◆ WHAT THE EXERCISE ASKS
Filter out every line below that lacks "this", and copy the rest.

[[ RECORDS SHOWN open ]]

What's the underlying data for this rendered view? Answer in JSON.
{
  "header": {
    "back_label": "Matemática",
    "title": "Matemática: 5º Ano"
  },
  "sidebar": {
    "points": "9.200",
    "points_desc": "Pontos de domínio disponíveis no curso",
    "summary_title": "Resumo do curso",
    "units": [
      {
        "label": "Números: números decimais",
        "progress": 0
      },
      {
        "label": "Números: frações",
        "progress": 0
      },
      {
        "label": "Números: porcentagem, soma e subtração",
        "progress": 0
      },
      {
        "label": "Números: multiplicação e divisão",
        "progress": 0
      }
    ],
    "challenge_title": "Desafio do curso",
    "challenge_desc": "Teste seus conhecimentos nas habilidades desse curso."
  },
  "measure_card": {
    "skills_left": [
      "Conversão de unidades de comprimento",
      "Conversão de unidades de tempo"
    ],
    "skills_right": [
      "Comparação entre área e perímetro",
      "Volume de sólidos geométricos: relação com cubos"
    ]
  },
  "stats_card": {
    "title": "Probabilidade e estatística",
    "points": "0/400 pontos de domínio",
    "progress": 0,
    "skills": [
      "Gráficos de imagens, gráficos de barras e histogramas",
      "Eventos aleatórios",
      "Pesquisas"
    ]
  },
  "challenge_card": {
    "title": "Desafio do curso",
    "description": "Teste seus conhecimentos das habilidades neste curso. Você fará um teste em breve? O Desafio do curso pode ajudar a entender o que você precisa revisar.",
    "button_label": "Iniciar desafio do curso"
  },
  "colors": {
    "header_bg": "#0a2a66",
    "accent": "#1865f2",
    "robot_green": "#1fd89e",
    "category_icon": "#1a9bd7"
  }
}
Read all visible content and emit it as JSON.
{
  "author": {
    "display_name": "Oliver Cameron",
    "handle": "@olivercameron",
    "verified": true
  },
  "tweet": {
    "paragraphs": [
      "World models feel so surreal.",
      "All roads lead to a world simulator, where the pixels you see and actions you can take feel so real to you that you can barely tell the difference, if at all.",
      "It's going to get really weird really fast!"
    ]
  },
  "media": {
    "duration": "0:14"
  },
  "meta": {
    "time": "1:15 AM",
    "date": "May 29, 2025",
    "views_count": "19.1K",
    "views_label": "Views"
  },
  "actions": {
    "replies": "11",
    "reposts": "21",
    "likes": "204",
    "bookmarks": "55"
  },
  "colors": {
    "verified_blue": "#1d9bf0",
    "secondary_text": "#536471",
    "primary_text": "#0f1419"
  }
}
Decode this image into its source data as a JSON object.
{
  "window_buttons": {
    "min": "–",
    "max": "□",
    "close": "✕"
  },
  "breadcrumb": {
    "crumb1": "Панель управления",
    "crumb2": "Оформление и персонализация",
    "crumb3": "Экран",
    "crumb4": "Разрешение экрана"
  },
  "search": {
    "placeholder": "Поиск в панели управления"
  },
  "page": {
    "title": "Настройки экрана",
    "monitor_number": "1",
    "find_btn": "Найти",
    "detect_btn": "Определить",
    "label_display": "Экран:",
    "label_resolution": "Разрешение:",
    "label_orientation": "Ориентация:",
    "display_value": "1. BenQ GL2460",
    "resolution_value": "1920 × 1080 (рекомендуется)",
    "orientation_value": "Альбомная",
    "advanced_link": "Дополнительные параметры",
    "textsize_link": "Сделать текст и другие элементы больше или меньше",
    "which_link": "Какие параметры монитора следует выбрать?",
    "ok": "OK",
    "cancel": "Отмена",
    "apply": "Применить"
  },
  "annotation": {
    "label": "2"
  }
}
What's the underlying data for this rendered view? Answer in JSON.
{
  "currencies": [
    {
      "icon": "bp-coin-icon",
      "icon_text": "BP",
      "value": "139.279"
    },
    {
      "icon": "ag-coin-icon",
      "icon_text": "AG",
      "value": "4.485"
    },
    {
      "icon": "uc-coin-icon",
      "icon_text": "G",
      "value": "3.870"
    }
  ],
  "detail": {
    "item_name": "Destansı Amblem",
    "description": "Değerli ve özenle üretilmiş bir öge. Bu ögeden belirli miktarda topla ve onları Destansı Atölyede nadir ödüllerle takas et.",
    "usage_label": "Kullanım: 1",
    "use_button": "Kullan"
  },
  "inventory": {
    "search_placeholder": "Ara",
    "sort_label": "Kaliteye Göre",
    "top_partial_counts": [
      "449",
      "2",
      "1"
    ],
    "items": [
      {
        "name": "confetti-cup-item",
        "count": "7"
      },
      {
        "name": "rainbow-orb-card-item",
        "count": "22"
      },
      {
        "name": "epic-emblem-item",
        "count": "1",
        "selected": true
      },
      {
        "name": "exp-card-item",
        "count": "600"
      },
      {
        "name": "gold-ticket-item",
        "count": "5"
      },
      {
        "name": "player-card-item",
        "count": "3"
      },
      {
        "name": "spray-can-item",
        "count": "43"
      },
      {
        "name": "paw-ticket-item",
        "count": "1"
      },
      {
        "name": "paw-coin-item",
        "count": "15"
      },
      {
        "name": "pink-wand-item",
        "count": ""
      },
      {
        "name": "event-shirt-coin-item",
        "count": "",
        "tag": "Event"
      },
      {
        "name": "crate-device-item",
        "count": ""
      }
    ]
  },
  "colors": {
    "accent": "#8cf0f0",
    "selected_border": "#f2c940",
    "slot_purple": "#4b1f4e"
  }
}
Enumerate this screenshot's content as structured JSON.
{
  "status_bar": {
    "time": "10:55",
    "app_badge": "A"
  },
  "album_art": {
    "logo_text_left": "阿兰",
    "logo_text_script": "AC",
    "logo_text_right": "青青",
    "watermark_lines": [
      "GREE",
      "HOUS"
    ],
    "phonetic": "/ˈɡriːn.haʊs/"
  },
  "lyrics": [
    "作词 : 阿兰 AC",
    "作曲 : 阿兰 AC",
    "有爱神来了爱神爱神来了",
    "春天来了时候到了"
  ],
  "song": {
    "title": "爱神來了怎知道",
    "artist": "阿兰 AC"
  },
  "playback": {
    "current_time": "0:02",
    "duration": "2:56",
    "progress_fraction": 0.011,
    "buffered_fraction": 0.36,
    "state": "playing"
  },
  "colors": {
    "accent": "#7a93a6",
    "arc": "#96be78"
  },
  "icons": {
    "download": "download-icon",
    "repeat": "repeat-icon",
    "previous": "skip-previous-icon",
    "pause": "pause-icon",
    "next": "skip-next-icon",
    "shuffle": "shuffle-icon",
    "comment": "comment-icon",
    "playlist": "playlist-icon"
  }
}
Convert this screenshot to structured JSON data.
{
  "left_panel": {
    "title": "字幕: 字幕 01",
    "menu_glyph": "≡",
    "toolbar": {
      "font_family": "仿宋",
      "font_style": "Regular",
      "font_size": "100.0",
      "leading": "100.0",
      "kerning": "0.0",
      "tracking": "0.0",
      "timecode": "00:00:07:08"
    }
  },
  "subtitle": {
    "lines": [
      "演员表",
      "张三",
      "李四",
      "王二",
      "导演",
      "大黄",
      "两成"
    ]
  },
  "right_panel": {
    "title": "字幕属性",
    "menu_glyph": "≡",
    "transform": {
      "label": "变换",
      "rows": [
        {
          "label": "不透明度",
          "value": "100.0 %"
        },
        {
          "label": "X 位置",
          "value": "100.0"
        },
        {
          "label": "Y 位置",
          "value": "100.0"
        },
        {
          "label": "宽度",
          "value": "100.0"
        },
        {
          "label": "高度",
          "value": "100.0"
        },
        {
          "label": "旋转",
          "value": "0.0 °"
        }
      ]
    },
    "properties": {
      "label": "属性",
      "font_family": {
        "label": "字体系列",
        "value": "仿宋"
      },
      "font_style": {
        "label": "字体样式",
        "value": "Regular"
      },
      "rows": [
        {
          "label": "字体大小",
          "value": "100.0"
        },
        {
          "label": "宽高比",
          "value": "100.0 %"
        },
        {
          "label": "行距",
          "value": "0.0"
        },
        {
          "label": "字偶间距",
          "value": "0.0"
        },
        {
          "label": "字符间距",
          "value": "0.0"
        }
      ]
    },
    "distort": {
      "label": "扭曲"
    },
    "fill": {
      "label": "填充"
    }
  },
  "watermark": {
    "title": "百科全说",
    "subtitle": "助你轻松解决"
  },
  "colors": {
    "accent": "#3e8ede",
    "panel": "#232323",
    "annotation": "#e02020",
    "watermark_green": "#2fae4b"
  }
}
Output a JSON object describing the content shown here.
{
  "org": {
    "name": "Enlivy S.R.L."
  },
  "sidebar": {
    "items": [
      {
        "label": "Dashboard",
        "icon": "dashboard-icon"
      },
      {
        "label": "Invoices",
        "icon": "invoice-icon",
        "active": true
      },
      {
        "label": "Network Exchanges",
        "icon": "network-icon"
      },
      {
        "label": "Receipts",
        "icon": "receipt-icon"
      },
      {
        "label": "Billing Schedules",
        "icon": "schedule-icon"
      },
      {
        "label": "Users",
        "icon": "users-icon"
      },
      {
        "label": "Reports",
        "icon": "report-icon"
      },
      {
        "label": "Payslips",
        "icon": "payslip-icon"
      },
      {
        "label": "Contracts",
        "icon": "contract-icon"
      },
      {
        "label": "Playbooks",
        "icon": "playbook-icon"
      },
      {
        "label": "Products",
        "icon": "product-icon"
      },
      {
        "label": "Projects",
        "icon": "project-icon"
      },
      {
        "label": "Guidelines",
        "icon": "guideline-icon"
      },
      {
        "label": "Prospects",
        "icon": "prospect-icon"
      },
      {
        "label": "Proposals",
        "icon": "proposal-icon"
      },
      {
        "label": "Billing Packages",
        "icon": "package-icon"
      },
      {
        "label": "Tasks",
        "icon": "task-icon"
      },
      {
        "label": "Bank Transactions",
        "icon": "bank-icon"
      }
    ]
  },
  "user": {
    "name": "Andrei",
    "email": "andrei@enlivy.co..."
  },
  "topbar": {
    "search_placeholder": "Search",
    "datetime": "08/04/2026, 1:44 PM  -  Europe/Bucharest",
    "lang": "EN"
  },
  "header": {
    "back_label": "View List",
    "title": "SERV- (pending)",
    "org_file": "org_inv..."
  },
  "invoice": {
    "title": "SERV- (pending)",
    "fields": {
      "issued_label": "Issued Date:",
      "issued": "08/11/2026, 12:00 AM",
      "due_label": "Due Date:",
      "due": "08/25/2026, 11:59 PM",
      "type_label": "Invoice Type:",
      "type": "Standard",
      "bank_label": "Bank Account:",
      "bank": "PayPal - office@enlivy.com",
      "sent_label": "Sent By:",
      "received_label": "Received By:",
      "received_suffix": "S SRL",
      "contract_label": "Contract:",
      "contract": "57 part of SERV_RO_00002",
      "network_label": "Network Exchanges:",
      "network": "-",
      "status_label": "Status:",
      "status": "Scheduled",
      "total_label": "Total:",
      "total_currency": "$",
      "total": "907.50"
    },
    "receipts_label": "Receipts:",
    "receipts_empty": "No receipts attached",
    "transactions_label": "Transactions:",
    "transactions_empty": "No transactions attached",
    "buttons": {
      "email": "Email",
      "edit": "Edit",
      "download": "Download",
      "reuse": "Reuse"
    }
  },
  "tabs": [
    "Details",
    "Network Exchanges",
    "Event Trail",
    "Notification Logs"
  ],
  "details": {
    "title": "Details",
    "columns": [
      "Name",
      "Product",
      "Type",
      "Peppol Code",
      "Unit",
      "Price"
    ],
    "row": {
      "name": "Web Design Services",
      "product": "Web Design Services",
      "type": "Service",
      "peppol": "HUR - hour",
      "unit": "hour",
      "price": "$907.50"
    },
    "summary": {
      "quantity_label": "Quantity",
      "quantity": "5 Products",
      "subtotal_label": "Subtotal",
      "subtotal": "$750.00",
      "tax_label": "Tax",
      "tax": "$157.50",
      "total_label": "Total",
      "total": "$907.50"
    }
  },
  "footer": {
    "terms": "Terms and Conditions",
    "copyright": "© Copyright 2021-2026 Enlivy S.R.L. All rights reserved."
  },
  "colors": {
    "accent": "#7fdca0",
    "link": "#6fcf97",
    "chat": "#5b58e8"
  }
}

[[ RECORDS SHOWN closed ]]

◆ ANSWER SPACE
What's the underlying data for this rendered view? Answer in JSON.
Decode this image into its source data as a JSON object.
What's the underlying data for this rendered view? Answer in JSON.
Enumerate this screenshot's content as structured JSON.
Convert this screenshot to structured JSON data.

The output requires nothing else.